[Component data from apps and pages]

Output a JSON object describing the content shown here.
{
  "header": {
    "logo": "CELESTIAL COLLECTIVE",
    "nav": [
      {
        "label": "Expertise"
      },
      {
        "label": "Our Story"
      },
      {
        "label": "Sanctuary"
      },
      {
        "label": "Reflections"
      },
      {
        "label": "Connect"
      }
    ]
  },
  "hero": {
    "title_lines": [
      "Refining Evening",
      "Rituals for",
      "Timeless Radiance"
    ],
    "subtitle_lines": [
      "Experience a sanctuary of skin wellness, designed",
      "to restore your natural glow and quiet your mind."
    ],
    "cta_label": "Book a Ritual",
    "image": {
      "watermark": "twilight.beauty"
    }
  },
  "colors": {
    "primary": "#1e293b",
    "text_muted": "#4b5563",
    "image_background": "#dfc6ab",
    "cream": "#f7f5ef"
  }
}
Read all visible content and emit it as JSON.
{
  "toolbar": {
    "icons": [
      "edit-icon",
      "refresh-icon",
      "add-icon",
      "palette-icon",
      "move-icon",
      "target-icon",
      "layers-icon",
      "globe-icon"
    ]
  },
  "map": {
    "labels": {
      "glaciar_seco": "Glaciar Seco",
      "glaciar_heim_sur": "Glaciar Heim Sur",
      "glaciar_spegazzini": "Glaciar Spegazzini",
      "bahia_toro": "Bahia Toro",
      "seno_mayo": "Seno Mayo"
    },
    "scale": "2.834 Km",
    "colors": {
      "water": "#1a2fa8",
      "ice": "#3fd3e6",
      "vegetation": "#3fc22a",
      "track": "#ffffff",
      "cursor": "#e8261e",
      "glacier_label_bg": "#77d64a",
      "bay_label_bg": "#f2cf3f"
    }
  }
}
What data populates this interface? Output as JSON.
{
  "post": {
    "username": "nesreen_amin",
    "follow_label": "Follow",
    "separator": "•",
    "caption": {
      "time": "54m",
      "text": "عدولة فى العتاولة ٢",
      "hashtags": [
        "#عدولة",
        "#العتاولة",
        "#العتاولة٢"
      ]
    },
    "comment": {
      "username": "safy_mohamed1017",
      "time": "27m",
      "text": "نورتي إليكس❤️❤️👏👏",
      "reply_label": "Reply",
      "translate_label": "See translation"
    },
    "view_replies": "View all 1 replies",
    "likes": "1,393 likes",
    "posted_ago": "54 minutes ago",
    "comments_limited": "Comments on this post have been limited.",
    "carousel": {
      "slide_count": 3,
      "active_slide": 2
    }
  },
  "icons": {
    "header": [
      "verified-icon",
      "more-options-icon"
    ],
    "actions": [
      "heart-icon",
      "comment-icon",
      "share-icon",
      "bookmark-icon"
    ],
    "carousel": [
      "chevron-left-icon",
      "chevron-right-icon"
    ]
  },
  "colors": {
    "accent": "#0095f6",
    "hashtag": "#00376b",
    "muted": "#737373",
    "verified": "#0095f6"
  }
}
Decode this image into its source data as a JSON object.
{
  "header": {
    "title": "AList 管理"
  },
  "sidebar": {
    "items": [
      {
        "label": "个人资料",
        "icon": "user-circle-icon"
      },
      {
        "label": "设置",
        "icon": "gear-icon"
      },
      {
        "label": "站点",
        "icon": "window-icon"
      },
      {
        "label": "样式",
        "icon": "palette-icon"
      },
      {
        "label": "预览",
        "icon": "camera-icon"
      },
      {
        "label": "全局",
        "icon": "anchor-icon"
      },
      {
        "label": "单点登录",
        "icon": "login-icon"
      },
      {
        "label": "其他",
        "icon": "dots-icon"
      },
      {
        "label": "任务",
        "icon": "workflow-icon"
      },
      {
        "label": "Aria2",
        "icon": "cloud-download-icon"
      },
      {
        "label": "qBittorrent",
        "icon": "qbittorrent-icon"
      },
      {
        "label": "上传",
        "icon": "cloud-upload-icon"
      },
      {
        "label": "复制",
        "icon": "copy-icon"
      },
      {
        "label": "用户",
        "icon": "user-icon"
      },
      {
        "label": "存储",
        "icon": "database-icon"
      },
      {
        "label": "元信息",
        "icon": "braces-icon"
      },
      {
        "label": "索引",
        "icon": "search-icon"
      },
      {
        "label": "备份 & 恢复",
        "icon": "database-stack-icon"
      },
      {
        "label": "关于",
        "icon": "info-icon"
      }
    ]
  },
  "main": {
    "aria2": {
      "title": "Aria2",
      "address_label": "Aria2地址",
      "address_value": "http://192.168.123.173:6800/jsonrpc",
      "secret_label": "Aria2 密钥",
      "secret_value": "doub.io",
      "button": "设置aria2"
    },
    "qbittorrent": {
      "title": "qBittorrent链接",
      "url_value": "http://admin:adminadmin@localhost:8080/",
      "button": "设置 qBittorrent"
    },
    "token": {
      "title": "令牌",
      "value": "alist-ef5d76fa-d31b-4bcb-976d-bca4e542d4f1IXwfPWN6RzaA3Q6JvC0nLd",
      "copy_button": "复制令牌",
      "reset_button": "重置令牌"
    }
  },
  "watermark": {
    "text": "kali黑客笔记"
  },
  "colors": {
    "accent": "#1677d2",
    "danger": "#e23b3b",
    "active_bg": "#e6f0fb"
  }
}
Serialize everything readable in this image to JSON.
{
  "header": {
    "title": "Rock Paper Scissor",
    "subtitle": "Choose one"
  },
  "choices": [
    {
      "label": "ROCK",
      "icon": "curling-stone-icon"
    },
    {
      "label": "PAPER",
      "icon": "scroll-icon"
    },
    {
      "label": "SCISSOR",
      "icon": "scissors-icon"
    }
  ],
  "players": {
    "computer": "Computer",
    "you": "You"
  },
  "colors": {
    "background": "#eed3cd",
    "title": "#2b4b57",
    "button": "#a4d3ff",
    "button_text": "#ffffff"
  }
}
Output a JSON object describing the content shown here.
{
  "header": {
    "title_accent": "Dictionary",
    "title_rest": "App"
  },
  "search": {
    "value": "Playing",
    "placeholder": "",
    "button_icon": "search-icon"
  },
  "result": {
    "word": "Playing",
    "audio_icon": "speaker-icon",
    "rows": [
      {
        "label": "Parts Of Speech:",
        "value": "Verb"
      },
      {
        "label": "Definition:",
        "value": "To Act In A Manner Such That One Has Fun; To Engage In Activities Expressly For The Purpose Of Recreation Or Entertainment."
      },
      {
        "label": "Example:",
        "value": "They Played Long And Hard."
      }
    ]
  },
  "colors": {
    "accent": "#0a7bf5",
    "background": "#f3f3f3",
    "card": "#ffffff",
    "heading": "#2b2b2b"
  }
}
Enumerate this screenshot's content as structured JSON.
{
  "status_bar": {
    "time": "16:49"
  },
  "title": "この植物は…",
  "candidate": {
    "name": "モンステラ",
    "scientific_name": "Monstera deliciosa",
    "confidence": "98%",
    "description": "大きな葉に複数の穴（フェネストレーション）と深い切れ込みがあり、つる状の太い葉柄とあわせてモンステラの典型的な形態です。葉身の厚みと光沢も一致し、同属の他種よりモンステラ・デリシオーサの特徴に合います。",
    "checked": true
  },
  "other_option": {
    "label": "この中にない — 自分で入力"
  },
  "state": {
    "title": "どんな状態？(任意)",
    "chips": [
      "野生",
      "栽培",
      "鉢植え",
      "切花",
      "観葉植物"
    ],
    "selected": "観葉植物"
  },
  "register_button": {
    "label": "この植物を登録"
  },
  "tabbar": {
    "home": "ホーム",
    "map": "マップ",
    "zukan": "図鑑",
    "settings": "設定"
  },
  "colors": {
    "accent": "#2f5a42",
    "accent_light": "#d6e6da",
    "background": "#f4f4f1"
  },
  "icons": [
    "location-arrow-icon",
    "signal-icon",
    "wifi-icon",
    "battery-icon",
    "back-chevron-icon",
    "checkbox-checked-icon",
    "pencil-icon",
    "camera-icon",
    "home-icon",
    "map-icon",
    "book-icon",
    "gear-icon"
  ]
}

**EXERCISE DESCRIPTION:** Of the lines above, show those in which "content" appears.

**EXERCISE RESPONSE:**
Output a JSON object describing the content shown here.
Read all visible content and emit it as JSON.
Output a JSON object describing the content shown here.
Enumerate this screenshot's content as structured JSON.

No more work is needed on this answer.